I am often at a loss about how to respond to certain feedback on my images. Among the comments that baffled me recently was this: “Very nice landscape.” I wasn’t sure if I should thank the person who posted it, since I can hardly take credit for the beauty of the landscape. Also, was I to assume that my own contribution to the image – composition, processing, visual expression and presentation – went unnoticed or was not deemed worthy enough to compliment the image, rather than the subject? Or perhaps I should take some credit for the simple tasks of carrying my camera to a location, for the trivial accomplishment of making a correct exposure, or for getting lucky to find interesting light?
Certainly wonderful images can be produced with relative ease using automated tools and in well-vetted locations by almost anyone, but what exactly do I have to take credit for if I did not also contribute something of my own mind and creativity, my own knowledge and skill, and my own expressive goal?
Many of us photograph things – landscapes and people and architecture, among others – which already possess inherent visual appeal, making it relatively easy to make pleasing photographs of them. It can be argued that when a photographer ventures beyond literal appearances, he or she may be ‘gilding the lily,’ in a sense. And certainly there are many examples of photographers, especially in their formative years, trying a little too hard to accomplish impact by way of exaggerated perspectives, processing effects and so on. As some will learn, sooner or later, this is a self-defeating strategy. In time more people will discover the same techniques, same locations and the same tools, and if that’s all that makes your images unique, soon enough your work will become obscured by an embarrassment of riches.
Self-expressive art, on the other hand, does not rely on anything that can be easily mimicked or plagiarized; it relies on the creative mind and unique personality of the photographer. And, while some such works may still be copied, so long as the photographer invests in evolving his or her own expressive powers, rather than becoming consumed in a futile chase after the next new technique or location, he or she will be able to produce original work with consistency.

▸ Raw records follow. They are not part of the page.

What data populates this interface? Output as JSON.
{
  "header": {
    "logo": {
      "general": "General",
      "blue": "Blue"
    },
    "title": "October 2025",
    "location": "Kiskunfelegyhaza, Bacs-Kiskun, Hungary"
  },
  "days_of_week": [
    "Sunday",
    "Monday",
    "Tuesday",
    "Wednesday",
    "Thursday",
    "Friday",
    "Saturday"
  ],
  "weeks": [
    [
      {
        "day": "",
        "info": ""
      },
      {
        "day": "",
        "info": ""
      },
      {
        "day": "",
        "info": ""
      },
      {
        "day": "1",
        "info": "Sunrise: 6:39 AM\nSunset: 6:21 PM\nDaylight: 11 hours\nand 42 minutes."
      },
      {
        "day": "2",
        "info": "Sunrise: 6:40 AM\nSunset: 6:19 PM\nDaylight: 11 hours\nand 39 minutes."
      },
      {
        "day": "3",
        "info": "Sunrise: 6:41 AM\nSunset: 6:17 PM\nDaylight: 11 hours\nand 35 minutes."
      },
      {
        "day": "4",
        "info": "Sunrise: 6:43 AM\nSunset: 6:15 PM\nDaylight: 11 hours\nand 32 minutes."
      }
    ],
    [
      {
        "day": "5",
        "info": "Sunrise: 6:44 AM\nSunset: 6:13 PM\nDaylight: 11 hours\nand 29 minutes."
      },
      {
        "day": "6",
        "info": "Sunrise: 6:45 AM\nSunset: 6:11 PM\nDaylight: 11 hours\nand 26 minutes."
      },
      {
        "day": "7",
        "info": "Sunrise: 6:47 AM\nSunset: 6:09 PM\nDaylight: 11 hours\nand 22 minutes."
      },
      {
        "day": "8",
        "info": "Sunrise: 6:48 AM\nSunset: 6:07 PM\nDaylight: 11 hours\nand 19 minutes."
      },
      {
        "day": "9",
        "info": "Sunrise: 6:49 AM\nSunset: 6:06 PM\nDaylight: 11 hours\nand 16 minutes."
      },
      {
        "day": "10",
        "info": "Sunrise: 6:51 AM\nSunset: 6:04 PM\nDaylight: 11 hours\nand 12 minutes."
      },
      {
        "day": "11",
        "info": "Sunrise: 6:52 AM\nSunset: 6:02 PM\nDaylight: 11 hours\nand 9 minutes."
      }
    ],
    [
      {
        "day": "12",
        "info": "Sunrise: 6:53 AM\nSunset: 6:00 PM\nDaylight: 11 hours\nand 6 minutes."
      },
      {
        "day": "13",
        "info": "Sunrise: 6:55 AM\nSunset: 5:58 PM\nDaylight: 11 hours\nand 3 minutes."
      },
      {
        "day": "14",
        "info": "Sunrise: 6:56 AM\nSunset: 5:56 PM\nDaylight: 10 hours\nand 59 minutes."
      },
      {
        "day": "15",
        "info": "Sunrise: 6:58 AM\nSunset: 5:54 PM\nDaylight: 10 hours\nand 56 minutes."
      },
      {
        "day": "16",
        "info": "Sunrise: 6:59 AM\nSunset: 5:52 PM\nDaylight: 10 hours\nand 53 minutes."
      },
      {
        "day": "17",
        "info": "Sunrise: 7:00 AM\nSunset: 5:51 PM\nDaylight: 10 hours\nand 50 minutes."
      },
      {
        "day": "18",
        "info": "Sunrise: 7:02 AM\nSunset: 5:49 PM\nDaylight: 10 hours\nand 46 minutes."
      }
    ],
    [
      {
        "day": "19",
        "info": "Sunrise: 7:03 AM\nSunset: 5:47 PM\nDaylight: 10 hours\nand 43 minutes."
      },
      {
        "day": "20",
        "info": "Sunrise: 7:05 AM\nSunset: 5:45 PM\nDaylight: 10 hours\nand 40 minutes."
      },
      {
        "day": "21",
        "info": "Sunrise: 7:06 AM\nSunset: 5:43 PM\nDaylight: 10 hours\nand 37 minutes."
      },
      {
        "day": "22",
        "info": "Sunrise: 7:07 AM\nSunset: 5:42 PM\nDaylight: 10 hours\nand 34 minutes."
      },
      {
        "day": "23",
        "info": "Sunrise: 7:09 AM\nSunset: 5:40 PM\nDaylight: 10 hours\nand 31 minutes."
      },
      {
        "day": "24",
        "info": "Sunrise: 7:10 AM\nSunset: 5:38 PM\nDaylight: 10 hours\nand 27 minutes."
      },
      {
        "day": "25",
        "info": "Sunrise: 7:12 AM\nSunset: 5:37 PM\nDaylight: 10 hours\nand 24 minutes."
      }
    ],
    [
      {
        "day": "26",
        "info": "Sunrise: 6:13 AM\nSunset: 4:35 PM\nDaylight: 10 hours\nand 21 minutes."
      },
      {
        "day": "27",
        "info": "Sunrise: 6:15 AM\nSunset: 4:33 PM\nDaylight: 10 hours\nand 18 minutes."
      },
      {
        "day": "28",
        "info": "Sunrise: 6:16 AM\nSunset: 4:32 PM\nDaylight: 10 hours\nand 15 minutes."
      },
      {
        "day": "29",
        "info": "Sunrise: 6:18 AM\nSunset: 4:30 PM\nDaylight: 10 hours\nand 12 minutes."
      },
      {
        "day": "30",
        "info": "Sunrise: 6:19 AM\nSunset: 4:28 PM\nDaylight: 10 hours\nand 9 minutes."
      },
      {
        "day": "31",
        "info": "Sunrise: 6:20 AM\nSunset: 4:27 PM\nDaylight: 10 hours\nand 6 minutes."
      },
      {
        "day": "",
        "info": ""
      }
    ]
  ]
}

This photographer will stay ahead of the copycats without the need to rely on progress and developments made by others, and find great pride and satisfaction in well-earned accomplishments.
Some art mavens like to promote the idea of ‘stealing like an artist.’ In my mind this falls under the category of advice that sounds good at first blush but in fact comes at a very high cost. Such an approach, when taken beyond just being inspired by someone else’s work, may indeed make it easier to produce attractive images, and benefit one’s productivity and perhaps even material success, but it falls apart when one realizes the true cost – cheating yourself out of the personal rewards of pursuing creative, original work, which can be immense. It is exactly because such work requires great investment of time and attention, the learning of expressive (rather than technical) skills, experimentation and the occasional failure, that it is so satisfying when successful and in a way that far exceeds what any tool, cover version or inherent aesthetics can deliver.
I don’t believe I am worthy of taking credit for beauty created by natural processes or by other people. I also don’t feel I have accomplished much if my images are deemed worthy only because of aesthetics already inherent in my subjects. I am an artist, and as such my goal is to have my work also represent, and be appreciated for, my own skills, creativity and original ideas.